Medication compliance should be monitored at each visit. The parent is instructed to bring the medication bottle along so that pill counts can be done monthly and compared with the prescription dates. Height and weight should be taken every 6 months, and the child’s pediatrician can be requested yearly to perform a complete physical examination and blood work (complete blood count, liver function studies). The frequency of visits depends on the other therapies recommended. These may include once-monthly parental counseling, twice-monthly individual therapy, or weekly meetings for individual psychotherapy or behavioral modification management. A minimal frequency should be once monthly, particularly in the nine states requiring multiple-copy prescription forms, which limit the amount of psychostimulant ordered to a 30-day supply.
The next component of monitoring is the use of structured rating scales. These have been the backbone of psychostimulant treatment research but also have utility in clinical practice. Each physician should choose a scale that she or he finds easy to interpret and convenient to use. It should be available in both parent and teacher formats. These scales, however, should not be used as substitutes for an open discussion with the teacher.
These rating forms should be collected every 4 months and whenever the physician needs to make decisions about dosage adjustment, time of dosing, or even continuation of medication. Although the original 39-item Conners Teacher Rating Scale is ubiquitous in the field of child psychopharmacology, Satin and colleagues (1985) have shown the validity of the shorter, 10-item Abbreviated Rating Scale both as a repeated measure and as a screening tool for identifying school-age children with ADHD. This short form is good for tracking children in maintenance treatment. Like most scales, the Abbreviated Rating Scale assigns weights to each scale point. With a 10-item scale, and each point weighted between 0 (“not at all”) and 3 (“very much”), 10 checks by a parent in the “very much” column yields a total score of 30.
Unlike the situation with anticonvulsants, it has not proved effective to monitor psychostimulants by maintaining plasma concentrations within a therapeutic range. Alternative medications such as desipramine, however, do lend themselves to regular plasma level monitoring every 3 months.
Medication therapy can be divided into baseline, titration and maintenance phases. Before the first pill is given, baseline data on height, weight, blood pressure and heart rate should be col-lected as well as a complete blood count. The Conners Teacher Rating Scale and Conners Parent Rating Scale can also be col-lected. Standardized scoring methods for the teacher rating scale can be used to generate a hyperactivity factor score.
The duration of treatment is an important step in the generation of a treatment plan for a child with ADHD. Although there is no clear-cut recommendation for the length of psychostimulant treatment, many parents have a reasonable expectation that it will not be open-ended. The onset of puberty is one possible stopping point for psychostimulant medication. School-age children were thought to respond “paradoxically”, calming down on stimulant medication, an effect that was supposedly lost at puberty. Adolescents with ADHD, who may be at risk for substance abuse, were thought to be particularly vulnerable to psychostimulant euphoria and to abuse of their medications. In addition, more recent prospective follow-up studies suggest that the motor hyperactivity of ADHD disappears between ages 16 and 23 years.

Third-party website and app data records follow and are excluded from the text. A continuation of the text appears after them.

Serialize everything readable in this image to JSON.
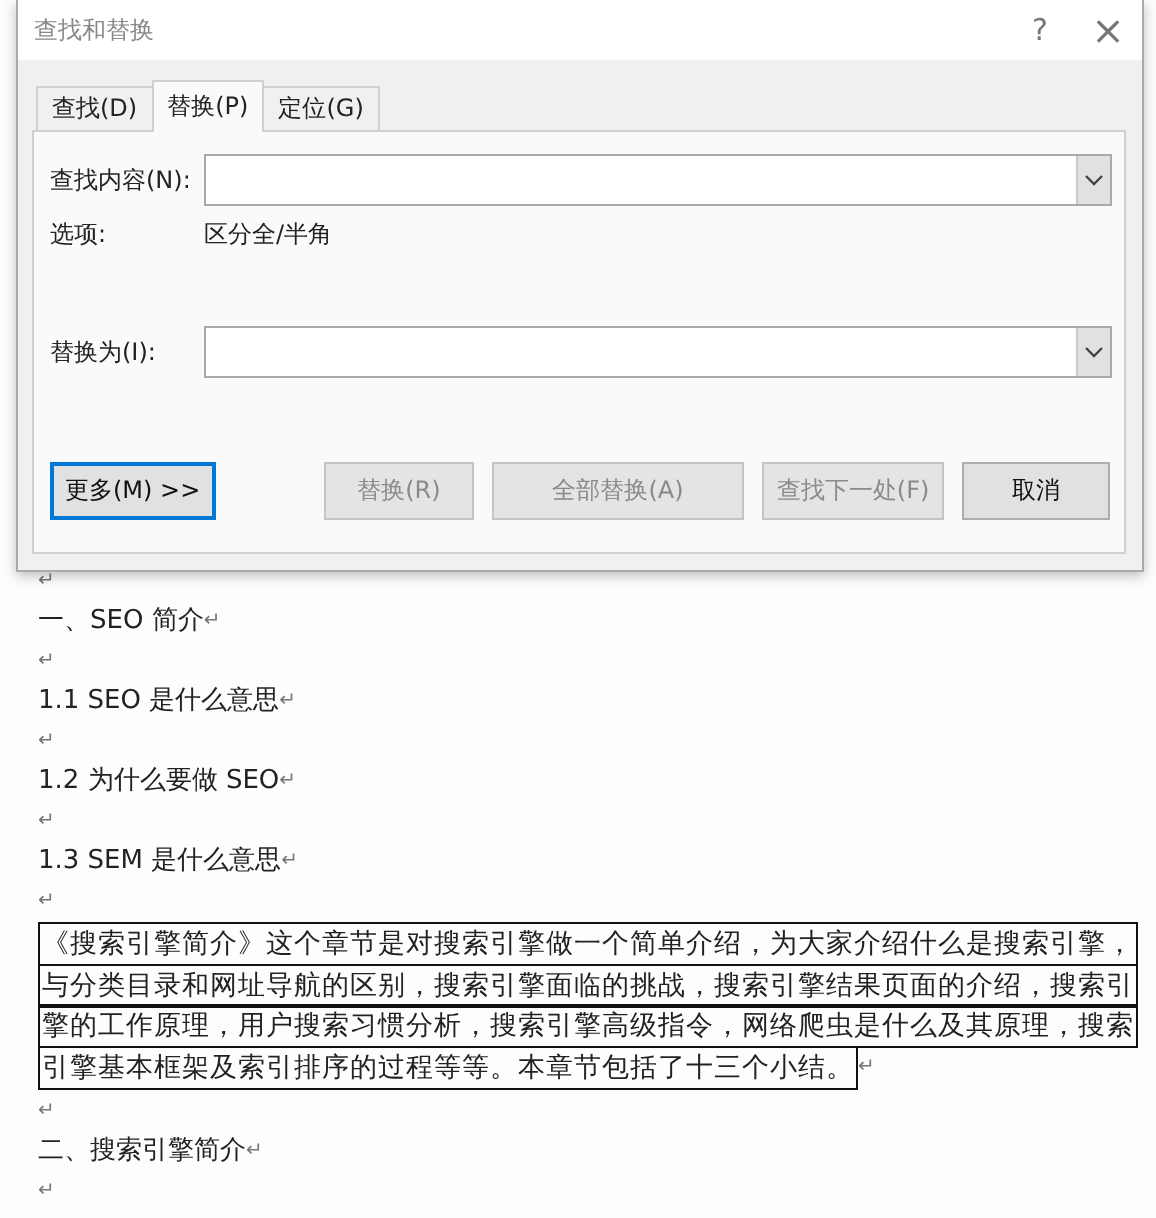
{
  "dialog": {
    "title": "查找和替换",
    "help": "?",
    "close": "×",
    "tabs": [
      {
        "label": "查找(D)",
        "selected": false
      },
      {
        "label": "替换(P)",
        "selected": true
      },
      {
        "label": "定位(G)",
        "selected": false
      }
    ],
    "find_field": {
      "label": "查找内容(N):"
    },
    "options": {
      "label": "选项:",
      "value": "区分全/半角"
    },
    "replace_field": {
      "label": "替换为(I):"
    },
    "buttons": [
      {
        "label": "更多(M)",
        "suffix": ">>",
        "disabled": false,
        "focused": true
      },
      {
        "label": "替换(R)",
        "disabled": true,
        "focused": false
      },
      {
        "label": "全部替换(A)",
        "disabled": true,
        "focused": false
      },
      {
        "label": "查找下一处(F)",
        "disabled": true,
        "focused": false
      },
      {
        "label": "取消",
        "disabled": false,
        "focused": false
      }
    ]
  },
  "document": {
    "paragraphs": [
      {
        "kind": "empty",
        "mark": "↵"
      },
      {
        "kind": "text",
        "text": "一、SEO 简介",
        "mark": "↵"
      },
      {
        "kind": "empty",
        "mark": "↵"
      },
      {
        "kind": "text",
        "text": "1.1 SEO 是什么意思",
        "mark": "↵"
      },
      {
        "kind": "empty",
        "mark": "↵"
      },
      {
        "kind": "text",
        "text": "1.2  为什么要做 SEO",
        "mark": "↵"
      },
      {
        "kind": "empty",
        "mark": "↵"
      },
      {
        "kind": "text",
        "text": "1.3 SEM 是什么意思",
        "mark": "↵"
      },
      {
        "kind": "empty",
        "mark": "↵"
      },
      {
        "kind": "boxed",
        "lines": [
          "《搜索引擎简介》这个章节是对搜索引擎做一个简单介绍，为大家介绍什么是搜索引擎，",
          "与分类目录和网址导航的区别，搜索引擎面临的挑战，搜索引擎结果页面的介绍，搜索引",
          "擎的工作原理，用户搜索习惯分析，搜索引擎高级指令，网络爬虫是什么及其原理，搜索",
          "引擎基本框架及索引排序的过程等等。本章节包括了十三个小结。"
        ],
        "mark": "↵"
      },
      {
        "kind": "empty",
        "mark": "↵"
      },
      {
        "kind": "text",
        "text": "二、搜索引擎简介",
        "mark": "↵"
      },
      {
        "kind": "empty",
        "mark": "↵"
      }
    ]
  }
}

Medication is only one component of a comprehensive therapeu-tic treatment plan. New standards have been promulgated for the treatment of ADHD recommending multimodal therapy includ-ing psychological, educational and social components. This was first reported by Satterfield and colleagues (1980) to be success-ful in maintaining the short-term stimulant gains for periods of 2 years or more.